City of Pittsburgh

Mayor Luke Ravenstahl

America’s Most Livable City



[PITTSBURGH, PA] September 17, 2008 Mayor Luke Ravenstahl today unveiled new technology that will give neighborhood inspectors 21st–century tools to better respond to eye–level code violations such as graffiti, hazardous sidewalks, or overgrown lots.

During his third Taking Care of Business (TCOB) sweep in Bloomfield, the Mayor tested the software’s best feature. Calling the City’s 311 Response Line, the Mayor reported the sweep’s first enforcement violation, and within seconds, the complaint appeared on the inspector’s handheld device. From the field, the inspector was able to verify the address and property owner, and send the citation information directly to the Bureau of Building Inspection (BBI) for dissemination.

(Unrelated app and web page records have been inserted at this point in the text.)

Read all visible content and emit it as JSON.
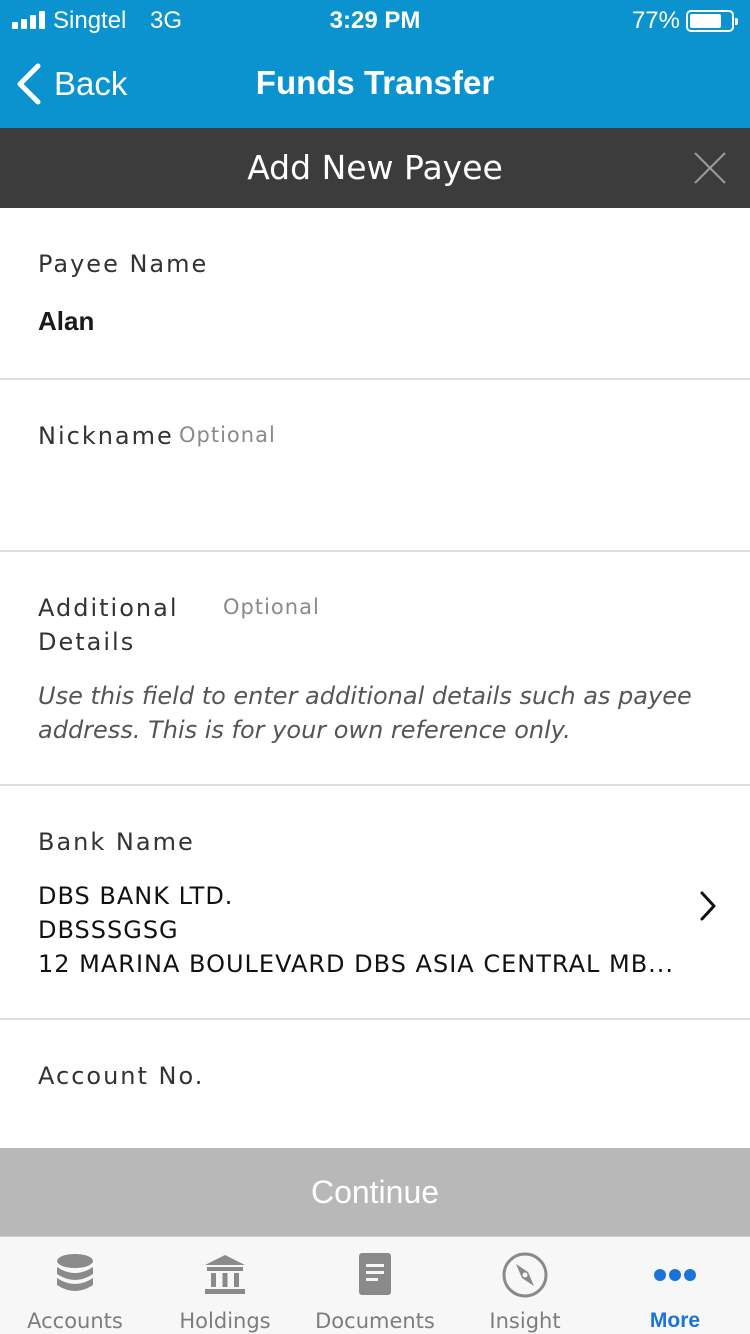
{
  "status_bar": {
    "carrier": "Singtel",
    "network": "3G",
    "time": "3:29 PM",
    "battery_percent": "77%",
    "battery_level": 0.77
  },
  "nav": {
    "back_label": "Back",
    "title": "Funds Transfer"
  },
  "modal": {
    "title": "Add New Payee"
  },
  "form": {
    "payee_name": {
      "label": "Payee Name",
      "value": "Alan"
    },
    "nickname": {
      "label": "Nickname",
      "optional": "Optional",
      "value": ""
    },
    "additional_details": {
      "label_line1": "Additional",
      "label_line2": "Details",
      "optional": "Optional",
      "hint_line1": "Use this field to enter additional details such as payee",
      "hint_line2": "address. This is for your own reference only."
    },
    "bank_name": {
      "label": "Bank Name",
      "line1": "DBS BANK LTD.",
      "line2": "DBSSSGSG",
      "line3": "12 MARINA BOULEVARD DBS ASIA CENTRAL MB..."
    },
    "account_no": {
      "label": "Account No.",
      "value": ""
    }
  },
  "continue_label": "Continue",
  "colors": {
    "brand_blue": "#0b93d0",
    "modal_header": "#3c3c3c",
    "disabled_button": "#b8b8b8",
    "active_tab": "#1a73d9"
  },
  "tabs": [
    {
      "label": "Accounts",
      "icon": "database-icon",
      "active": false
    },
    {
      "label": "Holdings",
      "icon": "bank-building-icon",
      "active": false
    },
    {
      "label": "Documents",
      "icon": "document-icon",
      "active": false
    },
    {
      "label": "Insight",
      "icon": "compass-icon",
      "active": false
    },
    {
      "label": "More",
      "icon": "more-dots-icon",
      "active": true
    }
  ]
}
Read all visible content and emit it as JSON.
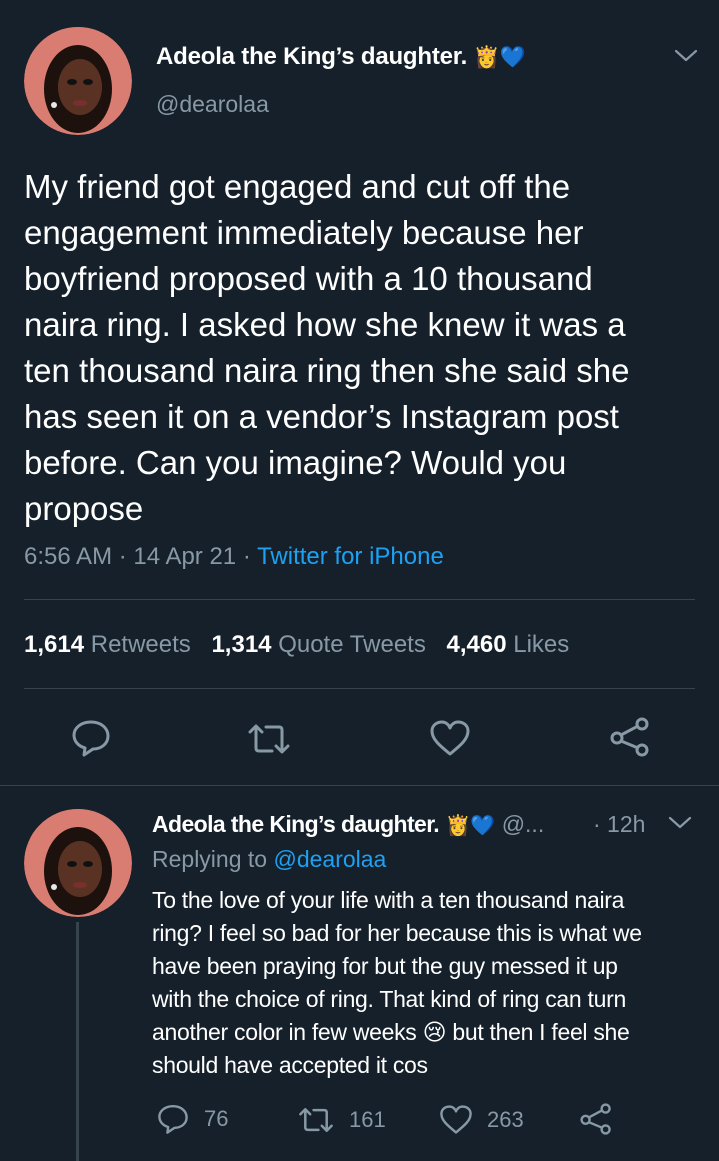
{
  "tweet": {
    "author_name": "Adeola the King’s daughter.",
    "author_emoji": "👸💙",
    "handle": "@dearolaa",
    "text_lines": [
      "My friend got engaged and cut off the",
      "engagement immediately because her",
      "boyfriend proposed with a 10 thousand",
      "naira ring. I asked how she knew it was a",
      "ten thousand naira ring then she said she",
      "has seen it on a vendor’s Instagram post",
      "before. Can you imagine? Would you",
      "propose"
    ],
    "time": "6:56 AM",
    "dot1": "·",
    "date": "14 Apr 21",
    "dot2": "·",
    "source": "Twitter for iPhone",
    "retweets_count": "1,614",
    "retweets_label": "Retweets",
    "quotes_count": "1,314",
    "quotes_label": "Quote Tweets",
    "likes_count": "4,460",
    "likes_label": "Likes"
  },
  "reply": {
    "author_name": "Adeola the King’s daughter.",
    "author_emoji": "👸💙",
    "handle_trunc": "@...",
    "time": "· 12h",
    "replying_prefix": "Replying to",
    "replying_handle": "@dearolaa",
    "text_lines": [
      "To the love of your life with a ten thousand naira",
      "ring? I feel so bad for her because this is what we",
      "have been praying for but the guy messed it up",
      "with the choice of ring. That kind of ring can turn",
      "another color in few weeks 😢 but then I feel she",
      "should have accepted it cos"
    ],
    "reply_count": "76",
    "retweet_count": "161",
    "like_count": "263"
  },
  "colors": {
    "background": "#15202b",
    "muted": "#8899a6",
    "accent": "#1da1f2",
    "divider": "#38444d"
  },
  "icons": [
    "reply-icon",
    "retweet-icon",
    "like-icon",
    "share-icon",
    "chevron-down-icon"
  ]
}
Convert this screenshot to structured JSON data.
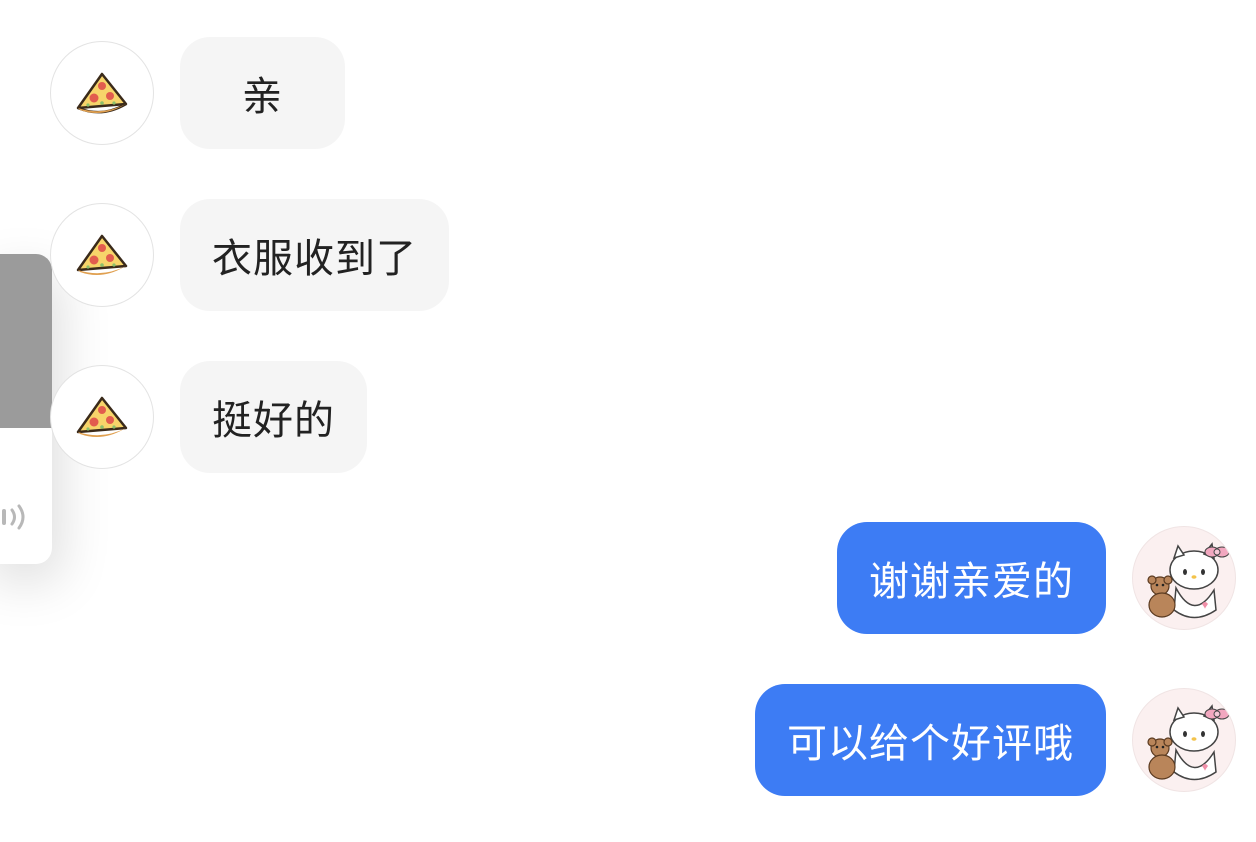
{
  "messages": [
    {
      "side": "left",
      "text": "亲",
      "avatar": "pizza-icon"
    },
    {
      "side": "left",
      "text": "衣服收到了",
      "avatar": "pizza-icon"
    },
    {
      "side": "left",
      "text": "挺好的",
      "avatar": "pizza-icon"
    },
    {
      "side": "right",
      "text": "谢谢亲爱的",
      "avatar": "hello-kitty-avatar"
    },
    {
      "side": "right",
      "text": "可以给个好评哦",
      "avatar": "hello-kitty-avatar"
    }
  ],
  "side_panel": {
    "icon": "sound-icon"
  },
  "colors": {
    "incoming_bubble": "#f5f5f5",
    "outgoing_bubble": "#3d7cf4",
    "incoming_text": "#222222",
    "outgoing_text": "#ffffff"
  }
}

“Investing in 21st–century technology, we’ve streamlined this process to address quality–of–life concerns in our neighborhoods faster and more efficiently,” Mayor Ravenstahl said. “As our inspectors tackle more 311 calls and sweep our neighborhoods, this technology will give them the tools needed to turn the tide in many of our communities.”

Before the automation, inspectors would return to the office to re–write violation notices. Then, it would take approximately three more days for the property owner and address to be confirmed. Finally, administrators manually re–entered the citation into the antiquated paper system and typed the citation letter to be mailed to violators.

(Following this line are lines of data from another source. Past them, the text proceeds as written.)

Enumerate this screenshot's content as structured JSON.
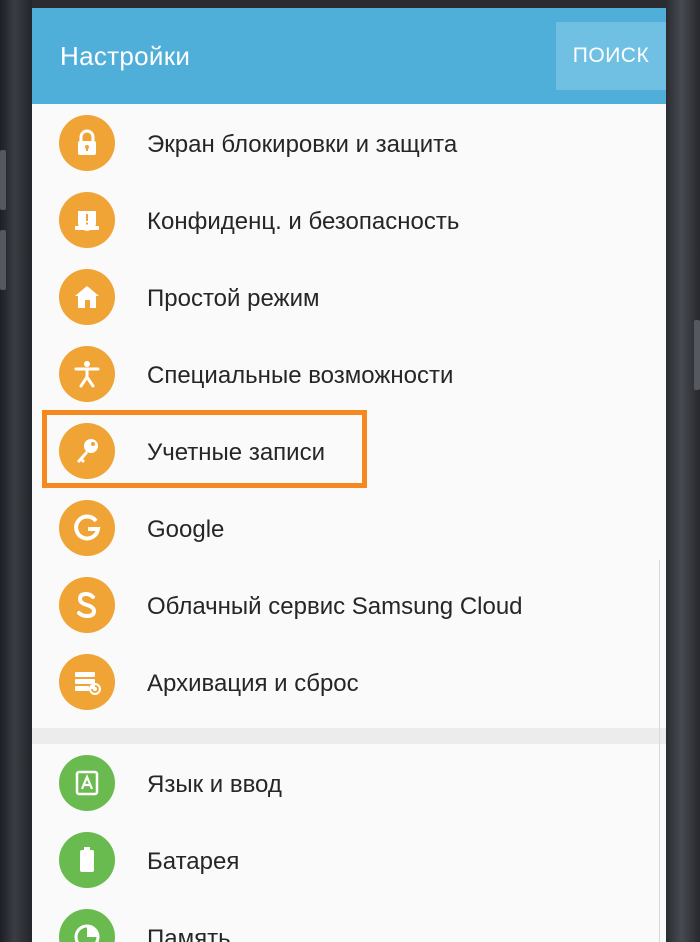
{
  "header": {
    "title": "Настройки",
    "search_label": "ПОИСК"
  },
  "colors": {
    "appbar": "#50afd8",
    "icon_orange": "#f0a436",
    "icon_green": "#6abb4f",
    "highlight": "#f5881f"
  },
  "settings": {
    "items": [
      {
        "label": "Экран блокировки и защита",
        "icon": "lock-icon"
      },
      {
        "label": "Конфиденц. и безопасность",
        "icon": "shield-icon"
      },
      {
        "label": "Простой режим",
        "icon": "easy-home-icon"
      },
      {
        "label": "Специальные возможности",
        "icon": "accessibility-icon"
      },
      {
        "label": "Учетные записи",
        "icon": "key-icon",
        "highlighted": true
      },
      {
        "label": "Google",
        "icon": "google-icon"
      },
      {
        "label": "Облачный сервис Samsung Cloud",
        "icon": "samsung-cloud-icon"
      },
      {
        "label": "Архивация и сброс",
        "icon": "backup-reset-icon"
      }
    ],
    "system_items": [
      {
        "label": "Язык и ввод",
        "icon": "language-icon"
      },
      {
        "label": "Батарея",
        "icon": "battery-icon"
      },
      {
        "label": "Память",
        "icon": "storage-icon"
      }
    ]
  }
}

The wireless technology, developed in–house by the City’s Computer Information Systems (CIS) department with help from B–Three Solutions, will cut the time it takes for inspectors to process code enforcement violations from four days to one. At every stage in the process, the status of the complaint is updated to 311 so that residents can track their customer complaint in real–time. The technology will also tie into the Mayor’s Disruptive Property Ordinance, which is set to launch at the end of the year.

Oakland and Garfield inspectors will begin using the technology October 1, with all neighborhoods to follow in the coming month.

The computers have been purchased at a cost of approximately $4,000 per unit. B–Three Solutions, a Plum–based company, worked with CIS to create the $61,230 software which was modeled from the Police Bureau’s Automated Police Reporting Software.

Note: This is the text of a press release from the City of Pittsburgh. The press release and the photograph came from the City’s web site site (